The Collaborative Approach
When it comes to job costing, your team should be fully engaged. You should be able to analyze a P&L specific to each of your mitigation and reconstruction jobs. Develop a routine of regular review so you know exactly where you are with each of your jobs, at every stage. With this strategy in place, the opportunity to improve your process and profitability is immense.
And here’s the most important part: Always have at least one team member on any job who is ultimately responsible for the budget of that particular project. Hold regular financial review meetings with them. Weekly is a great place to start. This ensures that, while quality work is always a goal for any job, so is working within the budget constraints.
Performance-based compensation is the ideal way to reward your team members for achieving the financial goals of your company. Three of the most common metrics are related to revenue produced, gross profitability, and collection time.
It’s All About the Cash Flow
How do you run your collections procedure? Do you have a system in place that spells out the sequence of events from the time the job comes in until the last dollar is collected? Or is it all hands on-deck making collection calls when the bank account gets dangerously low?
Critical elements in the process are related to prompt invoicing of completed work, regular follow-up with the related parties (client, carrier, TPA, mortgage company, etc.), monitoring cash flow throughout the life of the job, creation and adherence to a draw schedule, trigger points to pause work if there is a payment problem, and when to escalate a problem account to a collection service or the legal system.
As you work through all of these details – P&L review, jobs costing, close team collaboration, and cash flow – you’ll begin to see opportunities to improve your processes and put new systems in place.
One of the best ways to know what’s possible in terms of financial metrics is to work with an industry consultant and to reach out to your friends in the industry.
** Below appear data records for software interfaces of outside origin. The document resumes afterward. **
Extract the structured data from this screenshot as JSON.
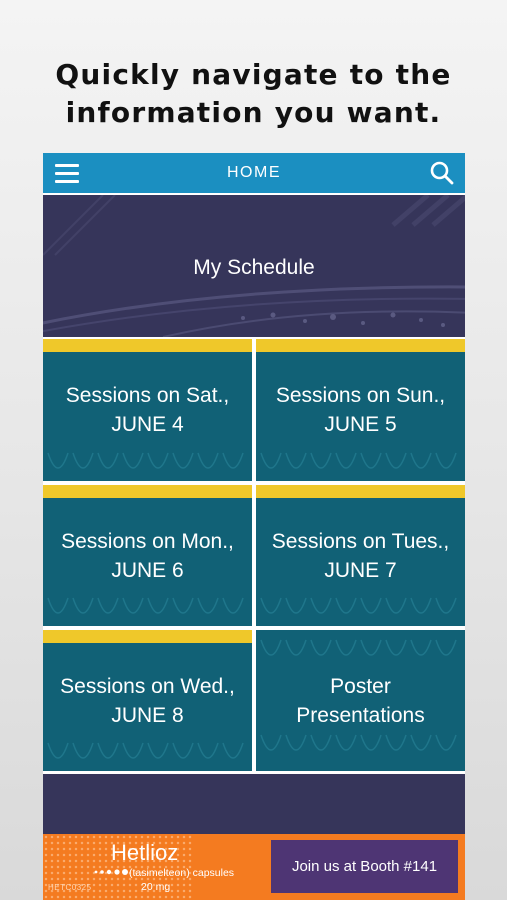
{
  "promo": {
    "headline_line1": "Quickly navigate to the",
    "headline_line2": "information you want."
  },
  "topbar": {
    "menu_icon": "hamburger-menu-icon",
    "title": "HOME",
    "search_icon": "search-icon",
    "color": "#1b8fc1"
  },
  "schedule": {
    "label": "My Schedule",
    "color": "#36355a"
  },
  "tiles": [
    {
      "line1": "Sessions on Sat.,",
      "line2": "JUNE 4"
    },
    {
      "line1": "Sessions on Sun.,",
      "line2": "JUNE 5"
    },
    {
      "line1": "Sessions on Mon.,",
      "line2": "JUNE 6"
    },
    {
      "line1": "Sessions on Tues.,",
      "line2": "JUNE 7"
    },
    {
      "line1": "Sessions on Wed.,",
      "line2": "JUNE 8"
    },
    {
      "line1": "Poster",
      "line2": "Presentations"
    }
  ],
  "colors": {
    "tile": "#116176",
    "tile_accent": "#efc82a",
    "footer": "#f47b20",
    "booth": "#4e3574"
  },
  "footer": {
    "brand": "Hetlioz",
    "brand_sub": "(tasimelteon) capsules",
    "dose": "20 mg",
    "code": "HETC0325",
    "booth_label": "Join us at Booth #141"
  }
}
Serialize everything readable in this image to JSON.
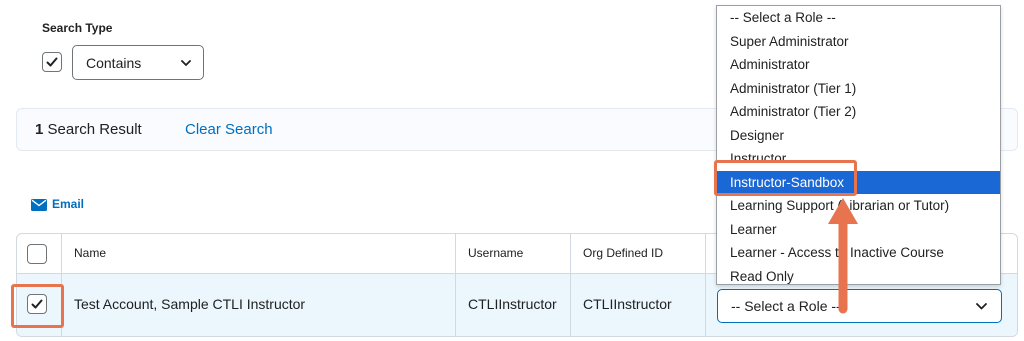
{
  "search_type": {
    "label": "Search Type",
    "checked": true,
    "select_value": "Contains"
  },
  "results": {
    "count": "1",
    "count_suffix": " Search Result",
    "clear_label": "Clear Search"
  },
  "email_label": "Email",
  "table": {
    "columns": [
      "Name",
      "Username",
      "Org Defined ID"
    ],
    "rows": [
      {
        "name": "Test Account, Sample CTLI Instructor",
        "username": "CTLIInstructor",
        "org_id": "CTLIInstructor",
        "role_value": "-- Select a Role --",
        "checked": true
      }
    ]
  },
  "role_dropdown": {
    "options": [
      "-- Select a Role --",
      "Super Administrator",
      "Administrator",
      "Administrator (Tier 1)",
      "Administrator (Tier 2)",
      "Designer",
      "Instructor",
      "Instructor-Sandbox",
      "Learning Support (Librarian or Tutor)",
      "Learner",
      "Learner - Access to Inactive Course",
      "Read Only"
    ],
    "highlighted_index": 7
  },
  "colors": {
    "link": "#006fbf",
    "selected_option": "#1a68d6",
    "annotation": "#e8734f",
    "row_selected": "#ebf6fd"
  }
}
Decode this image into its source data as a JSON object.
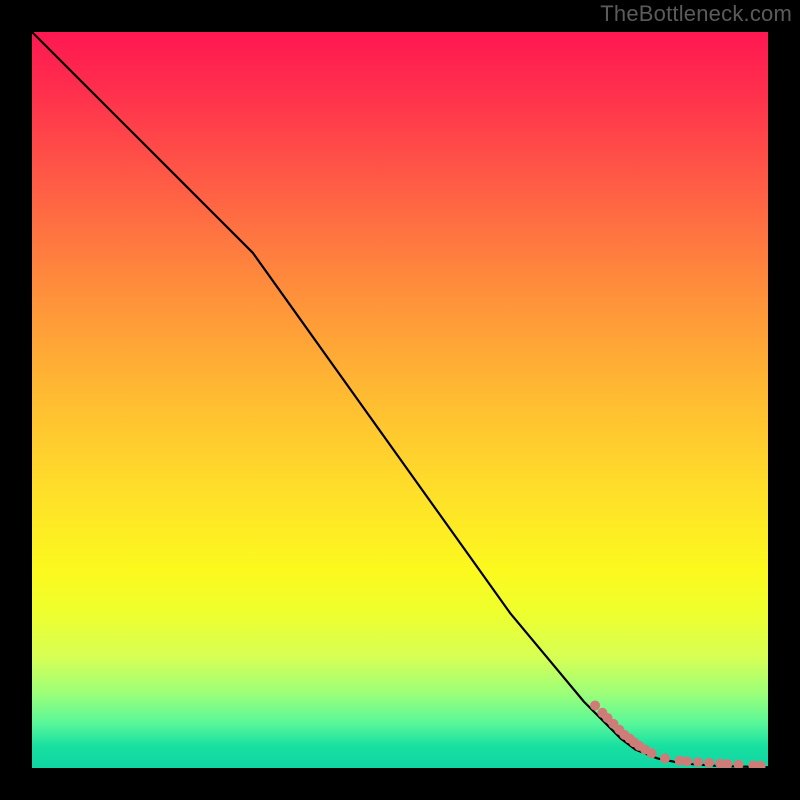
{
  "attribution": "TheBottleneck.com",
  "colors": {
    "page_bg": "#000000",
    "attribution": "#5b5b5b",
    "line": "#000000",
    "marker": "#cf7c78",
    "gradient_top": "#ff1751",
    "gradient_bottom": "#0fd6a2"
  },
  "chart_data": {
    "type": "line",
    "title": "",
    "xlabel": "",
    "ylabel": "",
    "xlim": [
      0,
      100
    ],
    "ylim": [
      0,
      100
    ],
    "grid": false,
    "legend": false,
    "series": [
      {
        "name": "curve",
        "style": "line",
        "color": "#000000",
        "x": [
          0.0,
          5.0,
          10.0,
          15.0,
          20.0,
          25.0,
          28.0,
          30.0,
          35.0,
          40.0,
          45.0,
          50.0,
          55.0,
          60.0,
          65.0,
          70.0,
          75.0,
          80.0,
          82.0,
          85.0,
          88.0,
          90.0,
          93.0,
          96.0,
          100.0
        ],
        "y": [
          100.0,
          95.0,
          90.0,
          85.0,
          80.0,
          75.0,
          72.0,
          70.0,
          63.0,
          56.0,
          49.0,
          42.0,
          35.0,
          28.0,
          21.0,
          15.0,
          9.0,
          4.0,
          2.5,
          1.3,
          0.7,
          0.5,
          0.3,
          0.2,
          0.1
        ]
      },
      {
        "name": "markers",
        "style": "scatter",
        "color": "#cf7c78",
        "x": [
          76.5,
          77.5,
          78.2,
          79.0,
          79.8,
          80.5,
          81.2,
          81.8,
          82.5,
          83.3,
          84.2,
          86.0,
          88.0,
          89.0,
          90.5,
          92.0,
          93.5,
          94.5,
          96.0,
          98.0,
          99.0
        ],
        "y": [
          8.5,
          7.5,
          6.8,
          6.0,
          5.2,
          4.5,
          4.0,
          3.5,
          3.0,
          2.5,
          2.0,
          1.3,
          1.0,
          0.9,
          0.8,
          0.7,
          0.6,
          0.55,
          0.45,
          0.35,
          0.3
        ]
      }
    ]
  }
}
Compare notes and brainstorm strategies together to improve your process…and your profitability.
Now what? Where do you go from here? My go-to approach for making progress in any area of my personal or professional life is to set goals. Think about how you can implement some or all of what I’ve shared and start with two or three goals that will get you some quick wins. Once you get comfortable with your P&Ls, you will never be at a loss; you’ll always profit from them.